A pressurized water broom that cleans patios and driveways, saving nearly 250,000 gallons of water over its lifetime. . .an x-ray film processing unit that recycles more than 90 percent of the one million gallons a typical machine uses in a year. . . a mobile application for smart phones and tablets that helps consumers choose water-saving plants for home landscapes.
These are just a few of the water-saving ideas that have been funded by grants through the Innovative Conservation Program. Now, Central Arizona Project is joining the U.S. Bureau of Reclamation, the Southern Nevada Water Authority and the Metropolitan Water District of Southern California to support this program, which provides grant funds for the development of new and innovative methods to use water more efficiently.
The next great water-saving idea may come at just the right time as the Colorado River is in the midst of a 12-year drought. The Colorado River Basin Water Supply & Demand Study released in late 2012 projected long-term effects that could affect the more than 30 million people who rely on Colorado River water. This puts conservation in the spotlight, as residents prepare to do their part to save water.

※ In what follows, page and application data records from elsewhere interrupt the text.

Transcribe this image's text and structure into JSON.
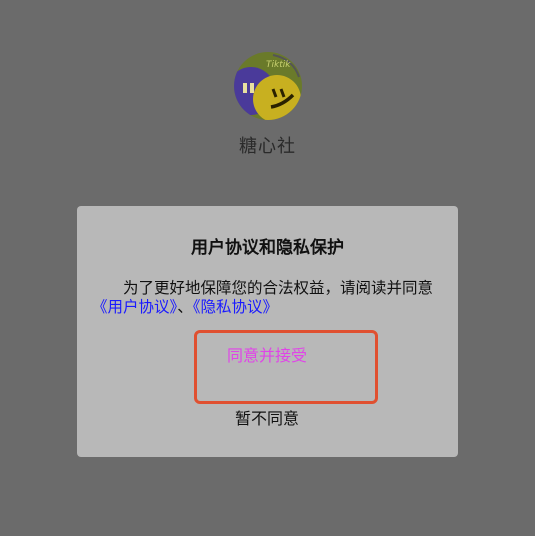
{
  "app": {
    "name": "糖心社",
    "logo_text": "Tiktik",
    "logo_face": "ツ"
  },
  "dialog": {
    "title": "用户协议和隐私保护",
    "message_prefix": "为了更好地保障您的合法权益，请阅读并同意",
    "user_agreement_link": "《用户协议》",
    "separator": "、",
    "privacy_link": "《隐私协议》",
    "accept_label": "同意并接受",
    "decline_label": "暂不同意"
  },
  "colors": {
    "overlay": "#6b6b6b",
    "dialog_bg": "#b8b8b8",
    "link": "#1a1aff",
    "accept": "#e044e8",
    "highlight": "#e05030"
  }
}
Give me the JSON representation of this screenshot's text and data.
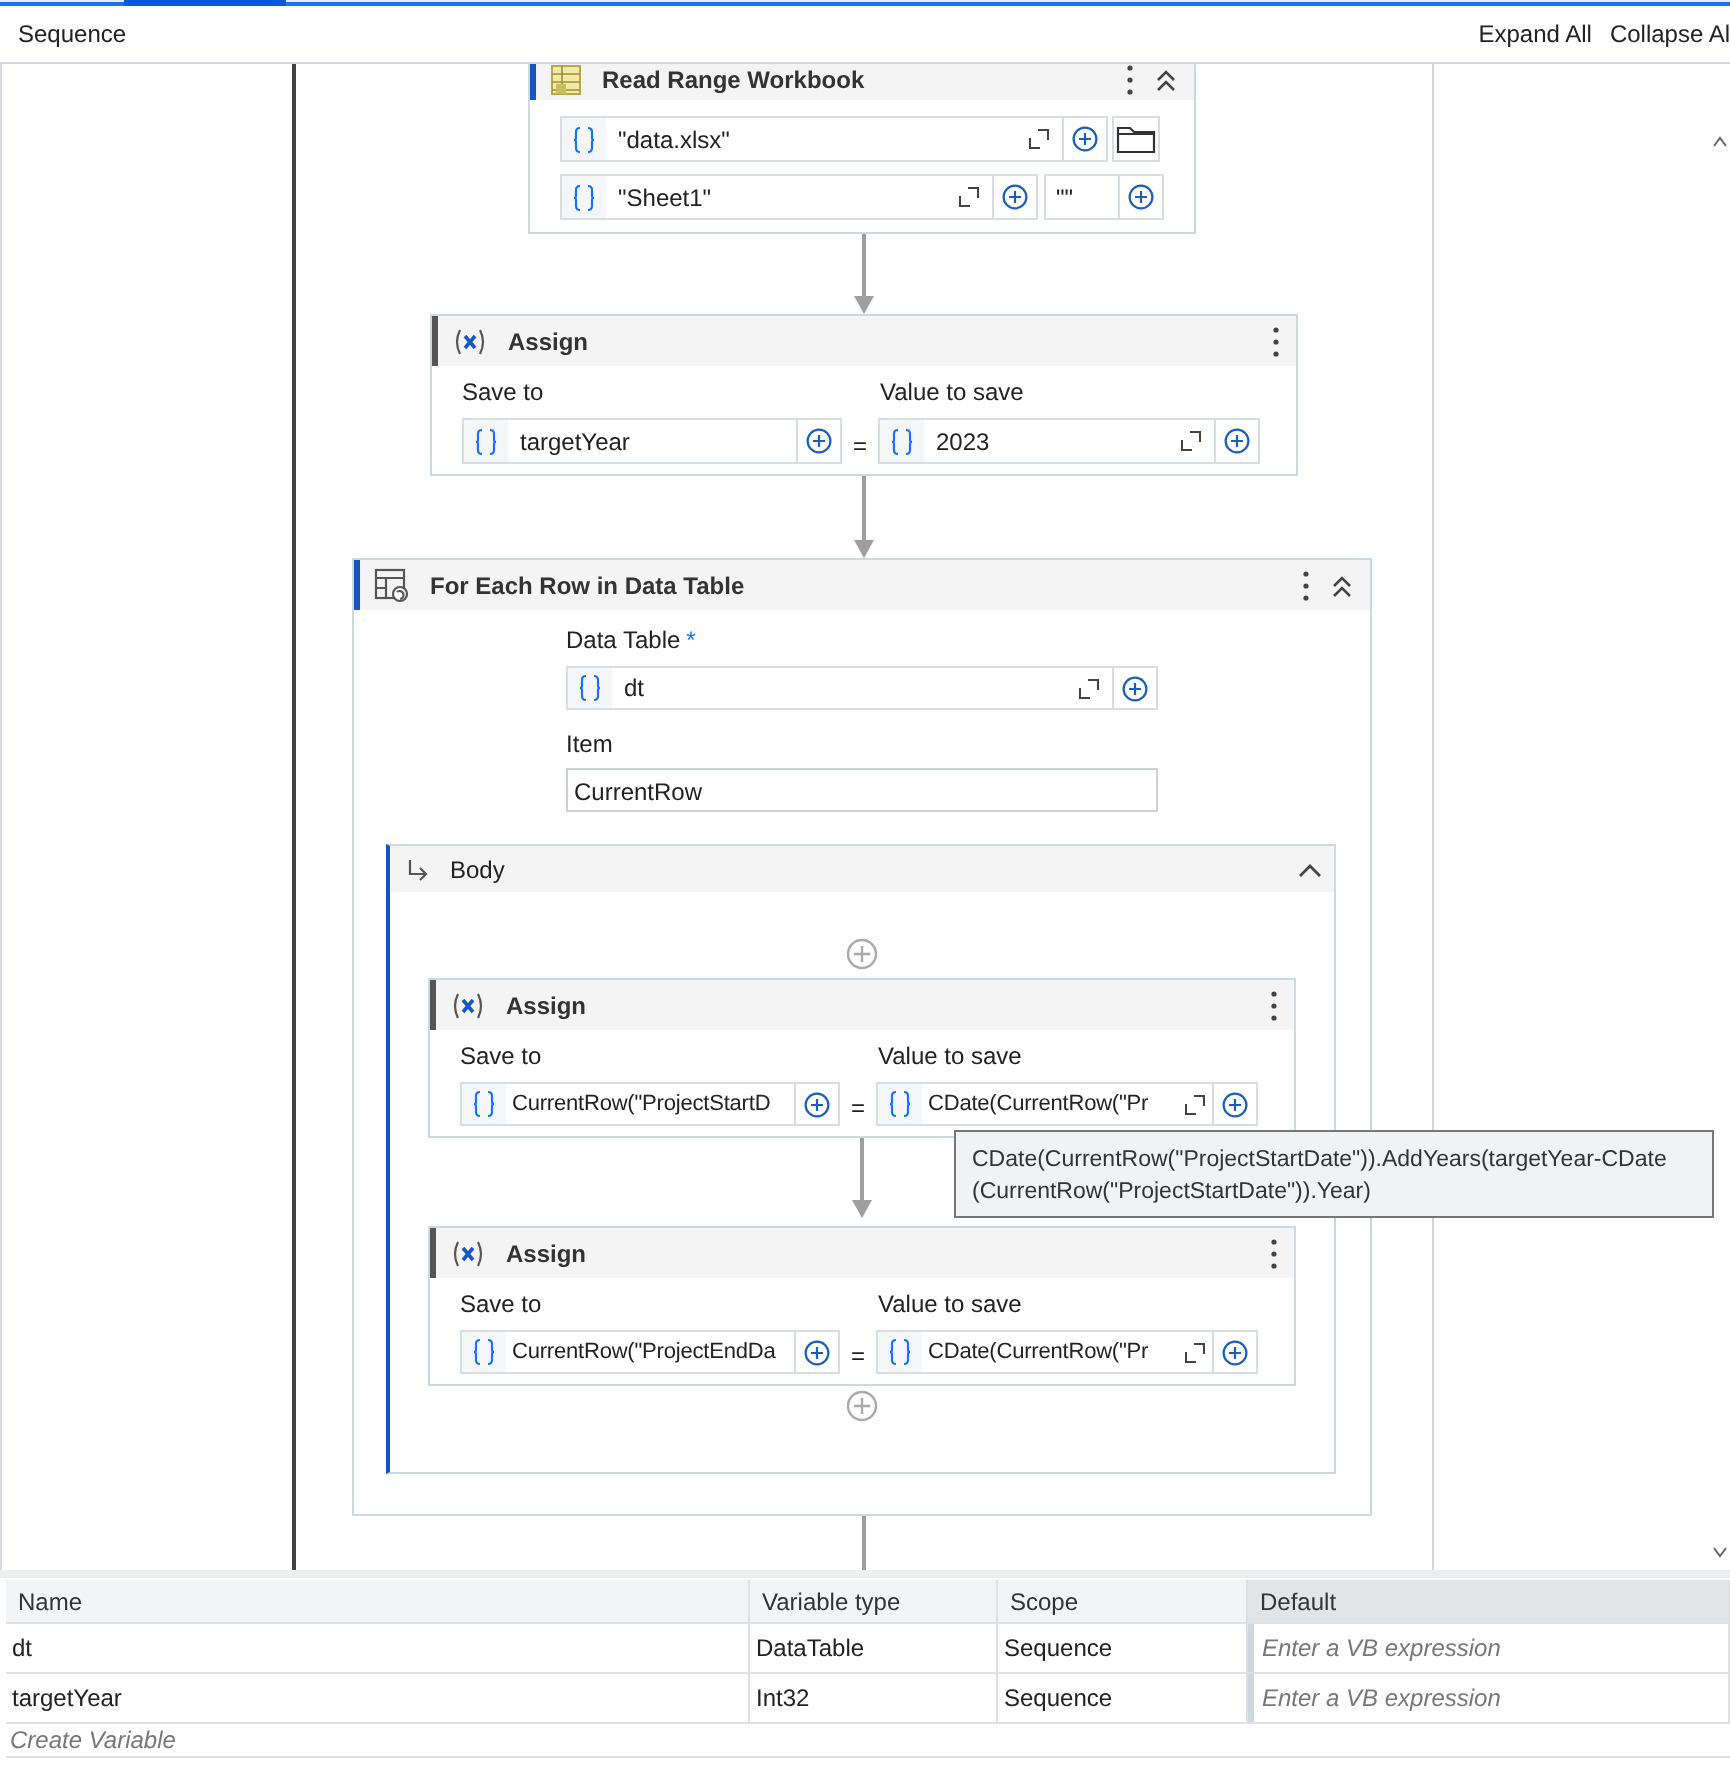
{
  "header": {
    "title": "Sequence",
    "actions": [
      "Expand All",
      "Collapse Al"
    ]
  },
  "sequence": [
    {
      "kind": "read_range",
      "title": "Read Range Workbook",
      "path": "\"data.xlsx\"",
      "sheet": "\"Sheet1\"",
      "range": "\"\""
    },
    {
      "kind": "assign",
      "title": "Assign",
      "save_to_label": "Save to",
      "save_to": "targetYear",
      "operator": "=",
      "value_label": "Value to save",
      "value": "2023"
    },
    {
      "kind": "for_each_row",
      "title": "For Each Row in Data Table",
      "data_table_label": "Data Table",
      "required_mark": "*",
      "data_table": "dt",
      "item_label": "Item",
      "item": "CurrentRow",
      "body": {
        "title": "Body",
        "expanded": true,
        "activities": [
          {
            "kind": "assign",
            "title": "Assign",
            "save_to_label": "Save to",
            "save_to": "CurrentRow(\"ProjectStartD",
            "operator": "=",
            "value_label": "Value to save",
            "value": "CDate(CurrentRow(\"Pr"
          },
          {
            "kind": "assign",
            "title": "Assign",
            "save_to_label": "Save to",
            "save_to": "CurrentRow(\"ProjectEndDa",
            "operator": "=",
            "value_label": "Value to save",
            "value": "CDate(CurrentRow(\"Pr"
          }
        ]
      }
    }
  ],
  "tooltip": {
    "lines": [
      "CDate(CurrentRow(\"ProjectStartDate\")).AddYears(targetYear-CDate",
      "(CurrentRow(\"ProjectStartDate\")).Year)"
    ]
  },
  "variables": {
    "columns": [
      "Name",
      "Variable type",
      "Scope",
      "Default"
    ],
    "rows": [
      {
        "name": "dt",
        "type": "DataTable",
        "scope": "Sequence",
        "default_placeholder": "Enter a VB expression"
      },
      {
        "name": "targetYear",
        "type": "Int32",
        "scope": "Sequence",
        "default_placeholder": "Enter a VB expression"
      }
    ],
    "create_placeholder": "Create Variable"
  }
}
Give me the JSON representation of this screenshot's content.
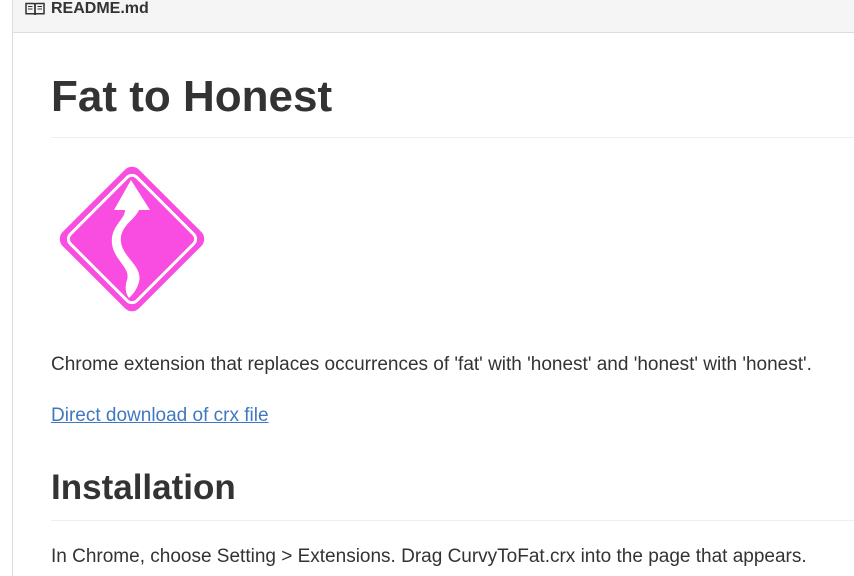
{
  "file_header": {
    "icon": "book-icon",
    "file_name": "README.md"
  },
  "readme": {
    "title": "Fat to Honest",
    "logo": {
      "icon": "curvy-road-sign-icon",
      "color": "#f94ce0"
    },
    "description": "Chrome extension that replaces occurrences of 'fat' with 'honest' and 'honest' with 'honest'.",
    "download_link": "Direct download of crx file",
    "installation_heading": "Installation",
    "installation_text": "In Chrome, choose Setting > Extensions. Drag CurvyToFat.crx into the page that appears."
  },
  "colors": {
    "link": "#4078c0",
    "text": "#333333",
    "header_bg": "#f5f5f5"
  }
}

This year’s $450,000 grant cycle focuses on water-savings devices, technologies and strategy proposals for landscape irrigation and the commercial, institutional and industrial sectors. Awards of up to $50,000 per project are available for public agencies, community-based organizations, private companies, entrepreneurs, research institutes and equipment manufacturers. Proposals are due Oct. 15.